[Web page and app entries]
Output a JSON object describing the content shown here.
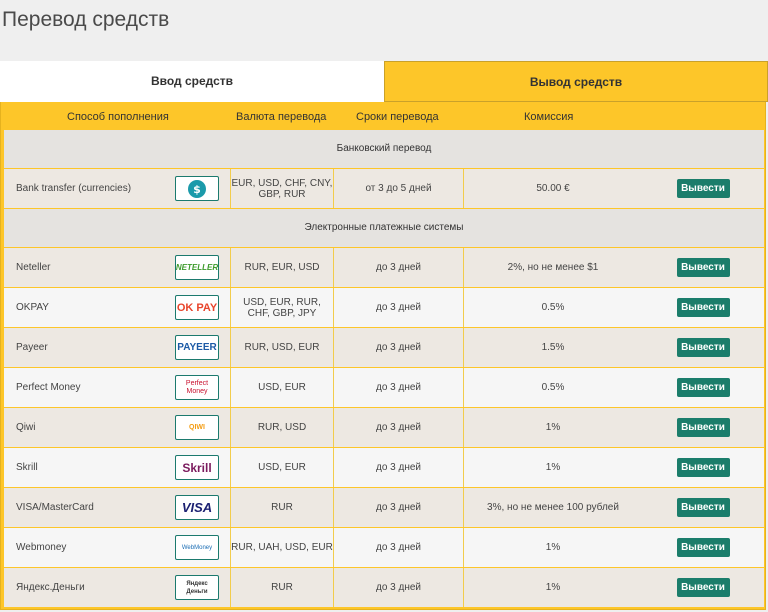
{
  "page": {
    "title": "Перевод средств"
  },
  "tabs": {
    "deposit": "Ввод средств",
    "withdraw": "Вывод средств"
  },
  "table": {
    "headers": {
      "method": "Способ пополнения",
      "currency": "Валюта перевода",
      "term": "Сроки перевода",
      "fee": "Комиссия"
    },
    "sections": {
      "bank": "Банковский перевод",
      "ewallets": "Электронные платежные системы"
    },
    "action_label": "Вывести",
    "bank_rows": [
      {
        "name": "Bank transfer (currencies)",
        "logo": "bank-logo-icon",
        "currency": "EUR, USD, CHF, CNY, GBP, RUR",
        "term": "от 3 до 5 дней",
        "fee": "50.00 €"
      }
    ],
    "rows": [
      {
        "name": "Neteller",
        "logo": "neteller-logo-icon",
        "logo_text": "NETELLER",
        "currency": "RUR, EUR, USD",
        "term": "до 3 дней",
        "fee": "2%, но не менее $1"
      },
      {
        "name": "OKPAY",
        "logo": "okpay-logo-icon",
        "logo_text": "OK PAY",
        "currency": "USD, EUR, RUR, CHF, GBP, JPY",
        "term": "до 3 дней",
        "fee": "0.5%"
      },
      {
        "name": "Payeer",
        "logo": "payeer-logo-icon",
        "logo_text": "PAYEER",
        "currency": "RUR, USD, EUR",
        "term": "до 3 дней",
        "fee": "1.5%"
      },
      {
        "name": "Perfect Money",
        "logo": "perfect-money-logo-icon",
        "logo_text": "Perfect Money",
        "currency": "USD, EUR",
        "term": "до 3 дней",
        "fee": "0.5%"
      },
      {
        "name": "Qiwi",
        "logo": "qiwi-logo-icon",
        "logo_text": "QIWI",
        "currency": "RUR, USD",
        "term": "до 3 дней",
        "fee": "1%"
      },
      {
        "name": "Skrill",
        "logo": "skrill-logo-icon",
        "logo_text": "Skrill",
        "currency": "USD, EUR",
        "term": "до 3 дней",
        "fee": "1%"
      },
      {
        "name": "VISA/MasterCard",
        "logo": "visa-logo-icon",
        "logo_text": "VISA",
        "currency": "RUR",
        "term": "до 3 дней",
        "fee": "3%, но не менее 100 рублей"
      },
      {
        "name": "Webmoney",
        "logo": "webmoney-logo-icon",
        "logo_text": "WebMoney",
        "currency": "RUR, UAH, USD, EUR",
        "term": "до 3 дней",
        "fee": "1%"
      },
      {
        "name": "Яндекс.Деньги",
        "logo": "yandex-money-logo-icon",
        "logo_text": "Яндекс Деньги",
        "currency": "RUR",
        "term": "до 3 дней",
        "fee": "1%"
      }
    ]
  },
  "colors": {
    "accent": "#fdc629",
    "button": "#1b7d6b",
    "row_alt": "#f6f6f6",
    "row_base": "#ede8e2",
    "section": "#e5e3e0"
  }
}
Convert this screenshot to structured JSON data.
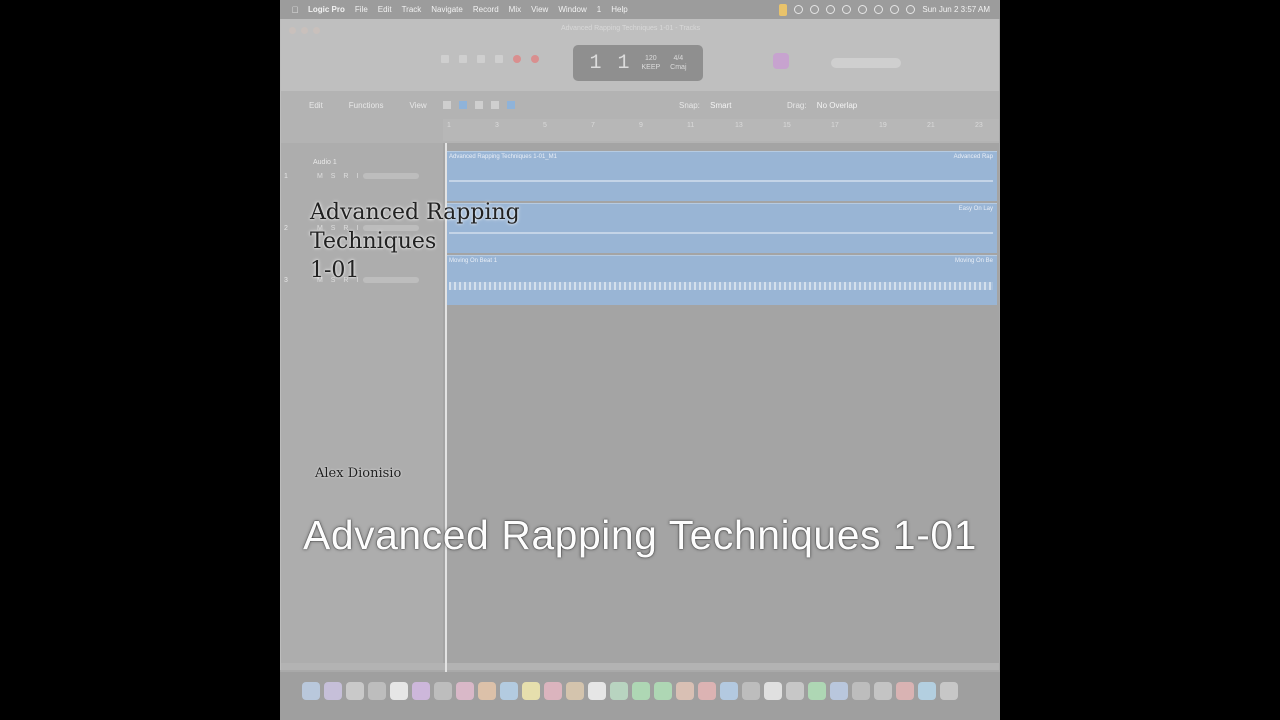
{
  "menubar": {
    "app_name": "Logic Pro",
    "items": [
      "File",
      "Edit",
      "Track",
      "Navigate",
      "Record",
      "Mix",
      "View",
      "Window",
      "1",
      "Help"
    ],
    "clock": "Sun Jun 2  3:57 AM"
  },
  "window": {
    "title": "Advanced Rapping Techniques 1-01 - Tracks",
    "lcd_position": "1 1",
    "lcd_tempo": "120",
    "lcd_tempo_label": "KEEP",
    "lcd_signature": "4/4",
    "lcd_key": "Cmaj"
  },
  "toolbar": {
    "edit_label": "Edit",
    "functions_label": "Functions",
    "view_label": "View",
    "snap_label": "Snap:",
    "snap_value": "Smart",
    "drag_label": "Drag:",
    "drag_value": "No Overlap"
  },
  "ruler": {
    "ticks": [
      "1",
      "3",
      "5",
      "7",
      "9",
      "11",
      "13",
      "15",
      "17",
      "19",
      "21",
      "23"
    ]
  },
  "tracks": [
    {
      "number": "1",
      "name": "Audio 1",
      "msri": "M S R I"
    },
    {
      "number": "2",
      "name": "",
      "msri": "M S R I"
    },
    {
      "number": "3",
      "name": "",
      "msri": "M S R I"
    }
  ],
  "regions": [
    {
      "name": "Advanced Rapping Techniques 1-01_M1",
      "name_right": "Advanced Rap"
    },
    {
      "name": "",
      "name_right": "Easy On Lay"
    },
    {
      "name": "Moving On Beat 1",
      "name_right": "Moving On Be"
    }
  ],
  "overlay": {
    "title_lines": [
      "Advanced Rapping",
      "Techniques",
      "1-01"
    ],
    "author": "Alex Dionisio",
    "caption": "Advanced Rapping Techniques 1-01"
  },
  "colors": {
    "region_blue": "#99b5d5",
    "record_red": "#d98f8f",
    "badge_purple": "#c7a3cf"
  }
}
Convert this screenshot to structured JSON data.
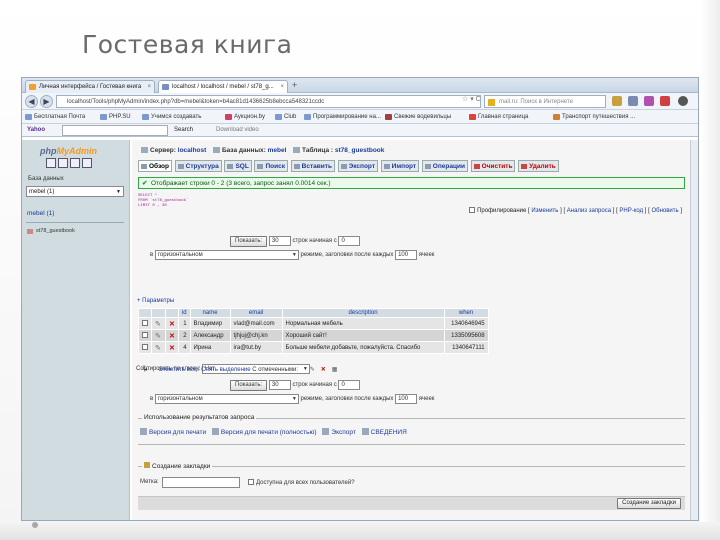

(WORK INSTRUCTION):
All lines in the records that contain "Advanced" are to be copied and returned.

(WORKED SOLUTION):
    "title": "Advanced Rapping Techniques 1-01 - Tracks",
      "name": "Advanced Rapping Techniques 1-01_M1",
      "name_right": "Advanced Rap"
      "Advanced Rapping",
    "caption": "Advanced Rapping Techniques 1-01"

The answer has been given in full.